She was so thoroughly a writer that in 2014, when she was told that she had, if she were lucky, three years to live, her initial response was to consider it a literary challenge. How could she write about cancer without falling into banality?
“And then the weariness,” she wrote in The London Review of Books. “A fucking cancer diary? Another fucking cancer diary. I think back to cancer diaries I have read, just because they’re there.” But Dinski didn’t write just another cancer diary. What she wrote, which was serialized in the LRB, was jaunty, fearless, sharp-eyed, and, like all her writing, utterly original.
In that same entry she wrote: “Under no circumstances is anyone to say that I lost a battle with cancer. Or that I bore it bravely. I am not fighting, losing, winning, or bearing.” If she didn’t fight cancer, she found a way to transcend it with her words.

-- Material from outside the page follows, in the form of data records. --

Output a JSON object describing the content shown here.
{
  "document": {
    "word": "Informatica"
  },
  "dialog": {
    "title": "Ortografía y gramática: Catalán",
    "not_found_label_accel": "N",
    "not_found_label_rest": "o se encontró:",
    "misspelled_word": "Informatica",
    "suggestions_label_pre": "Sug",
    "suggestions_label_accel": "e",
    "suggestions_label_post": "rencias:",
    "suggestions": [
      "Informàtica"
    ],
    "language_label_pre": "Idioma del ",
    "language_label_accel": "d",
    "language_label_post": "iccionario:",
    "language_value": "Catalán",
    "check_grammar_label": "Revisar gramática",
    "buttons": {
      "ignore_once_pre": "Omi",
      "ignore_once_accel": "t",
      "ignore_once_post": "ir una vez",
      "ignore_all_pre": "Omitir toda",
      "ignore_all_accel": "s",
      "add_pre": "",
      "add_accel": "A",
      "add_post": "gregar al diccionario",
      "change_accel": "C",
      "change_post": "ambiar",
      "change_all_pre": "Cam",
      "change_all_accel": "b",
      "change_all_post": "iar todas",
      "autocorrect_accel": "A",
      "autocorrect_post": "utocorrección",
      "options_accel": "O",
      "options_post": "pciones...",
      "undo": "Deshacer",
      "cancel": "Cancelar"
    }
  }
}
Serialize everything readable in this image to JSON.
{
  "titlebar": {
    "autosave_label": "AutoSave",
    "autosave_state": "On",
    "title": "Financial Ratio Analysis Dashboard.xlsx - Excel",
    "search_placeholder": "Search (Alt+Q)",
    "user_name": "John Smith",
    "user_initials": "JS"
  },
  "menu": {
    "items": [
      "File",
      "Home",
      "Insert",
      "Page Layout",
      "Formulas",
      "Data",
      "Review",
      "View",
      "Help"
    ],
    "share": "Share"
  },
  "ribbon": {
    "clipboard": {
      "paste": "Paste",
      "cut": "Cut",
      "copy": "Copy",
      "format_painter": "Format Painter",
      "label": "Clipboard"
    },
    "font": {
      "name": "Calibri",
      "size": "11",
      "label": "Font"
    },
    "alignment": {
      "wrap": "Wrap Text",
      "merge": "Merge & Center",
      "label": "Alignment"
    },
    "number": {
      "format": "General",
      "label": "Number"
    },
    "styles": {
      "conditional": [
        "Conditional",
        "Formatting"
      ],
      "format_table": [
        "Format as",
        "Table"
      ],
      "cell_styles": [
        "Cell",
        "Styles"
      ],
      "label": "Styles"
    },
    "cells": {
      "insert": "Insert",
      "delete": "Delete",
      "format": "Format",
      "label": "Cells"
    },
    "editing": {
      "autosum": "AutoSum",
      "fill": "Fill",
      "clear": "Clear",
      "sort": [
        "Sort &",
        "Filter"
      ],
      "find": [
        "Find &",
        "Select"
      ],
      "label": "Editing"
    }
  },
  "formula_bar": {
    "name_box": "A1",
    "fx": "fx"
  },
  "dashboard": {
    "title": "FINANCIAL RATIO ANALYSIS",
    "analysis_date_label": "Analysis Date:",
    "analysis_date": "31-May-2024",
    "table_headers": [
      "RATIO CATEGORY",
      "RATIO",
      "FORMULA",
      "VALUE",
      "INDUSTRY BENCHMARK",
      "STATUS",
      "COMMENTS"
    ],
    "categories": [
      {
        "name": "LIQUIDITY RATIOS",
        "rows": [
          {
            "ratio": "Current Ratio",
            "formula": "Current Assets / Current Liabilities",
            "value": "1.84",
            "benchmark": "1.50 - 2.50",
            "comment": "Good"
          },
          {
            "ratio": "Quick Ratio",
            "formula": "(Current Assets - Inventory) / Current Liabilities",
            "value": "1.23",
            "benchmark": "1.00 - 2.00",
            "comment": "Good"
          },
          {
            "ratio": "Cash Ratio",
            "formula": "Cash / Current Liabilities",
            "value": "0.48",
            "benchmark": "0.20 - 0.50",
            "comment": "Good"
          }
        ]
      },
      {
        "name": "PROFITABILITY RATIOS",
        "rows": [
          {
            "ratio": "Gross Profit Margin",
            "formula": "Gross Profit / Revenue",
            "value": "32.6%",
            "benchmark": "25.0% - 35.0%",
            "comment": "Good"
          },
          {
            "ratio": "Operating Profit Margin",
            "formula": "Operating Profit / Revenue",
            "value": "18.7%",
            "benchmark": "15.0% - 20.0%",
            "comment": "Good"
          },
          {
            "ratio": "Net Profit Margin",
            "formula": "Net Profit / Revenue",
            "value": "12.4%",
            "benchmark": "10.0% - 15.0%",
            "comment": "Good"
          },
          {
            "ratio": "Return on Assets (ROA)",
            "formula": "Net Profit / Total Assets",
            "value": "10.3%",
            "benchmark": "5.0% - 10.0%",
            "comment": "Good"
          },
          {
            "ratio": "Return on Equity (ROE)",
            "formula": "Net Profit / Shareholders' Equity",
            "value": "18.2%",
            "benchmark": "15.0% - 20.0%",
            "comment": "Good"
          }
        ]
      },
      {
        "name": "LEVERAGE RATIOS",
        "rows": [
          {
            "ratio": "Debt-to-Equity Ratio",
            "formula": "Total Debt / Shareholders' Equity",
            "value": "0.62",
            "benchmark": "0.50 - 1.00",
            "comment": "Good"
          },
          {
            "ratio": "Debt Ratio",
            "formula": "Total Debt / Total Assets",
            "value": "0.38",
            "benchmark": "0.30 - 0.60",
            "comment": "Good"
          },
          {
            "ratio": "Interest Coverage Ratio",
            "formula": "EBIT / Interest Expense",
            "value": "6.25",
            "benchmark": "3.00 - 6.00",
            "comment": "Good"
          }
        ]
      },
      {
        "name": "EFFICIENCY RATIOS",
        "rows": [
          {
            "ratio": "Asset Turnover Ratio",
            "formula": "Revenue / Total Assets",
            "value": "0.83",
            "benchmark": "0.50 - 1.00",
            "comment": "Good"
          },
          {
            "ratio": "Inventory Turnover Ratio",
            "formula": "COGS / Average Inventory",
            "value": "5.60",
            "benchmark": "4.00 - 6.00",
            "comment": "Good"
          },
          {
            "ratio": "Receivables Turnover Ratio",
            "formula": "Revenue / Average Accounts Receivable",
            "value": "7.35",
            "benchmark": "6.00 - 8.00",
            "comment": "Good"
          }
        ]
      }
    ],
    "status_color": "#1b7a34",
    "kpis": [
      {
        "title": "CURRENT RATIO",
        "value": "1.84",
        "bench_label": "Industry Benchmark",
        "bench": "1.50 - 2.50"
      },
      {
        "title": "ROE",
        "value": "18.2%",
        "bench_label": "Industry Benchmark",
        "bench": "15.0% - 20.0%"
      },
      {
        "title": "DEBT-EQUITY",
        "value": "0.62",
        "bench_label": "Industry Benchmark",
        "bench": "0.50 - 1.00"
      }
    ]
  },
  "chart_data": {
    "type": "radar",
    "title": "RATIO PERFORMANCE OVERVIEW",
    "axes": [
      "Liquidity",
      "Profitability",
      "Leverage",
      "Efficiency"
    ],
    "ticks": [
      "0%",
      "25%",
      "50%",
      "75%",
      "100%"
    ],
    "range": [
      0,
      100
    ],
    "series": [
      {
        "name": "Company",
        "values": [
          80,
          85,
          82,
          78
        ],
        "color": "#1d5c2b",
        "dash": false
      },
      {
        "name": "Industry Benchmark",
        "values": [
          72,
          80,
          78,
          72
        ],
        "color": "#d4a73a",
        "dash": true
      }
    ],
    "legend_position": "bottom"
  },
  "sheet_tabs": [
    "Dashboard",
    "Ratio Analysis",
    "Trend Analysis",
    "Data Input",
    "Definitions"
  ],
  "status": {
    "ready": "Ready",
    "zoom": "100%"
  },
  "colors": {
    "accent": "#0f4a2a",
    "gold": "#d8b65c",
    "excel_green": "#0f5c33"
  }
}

As she told The Observer, “Nobody is better at having cancer than me, in the sense that I like nothing more than sitting on the sofa doing fuck all and trying to write.” She was right. RIP.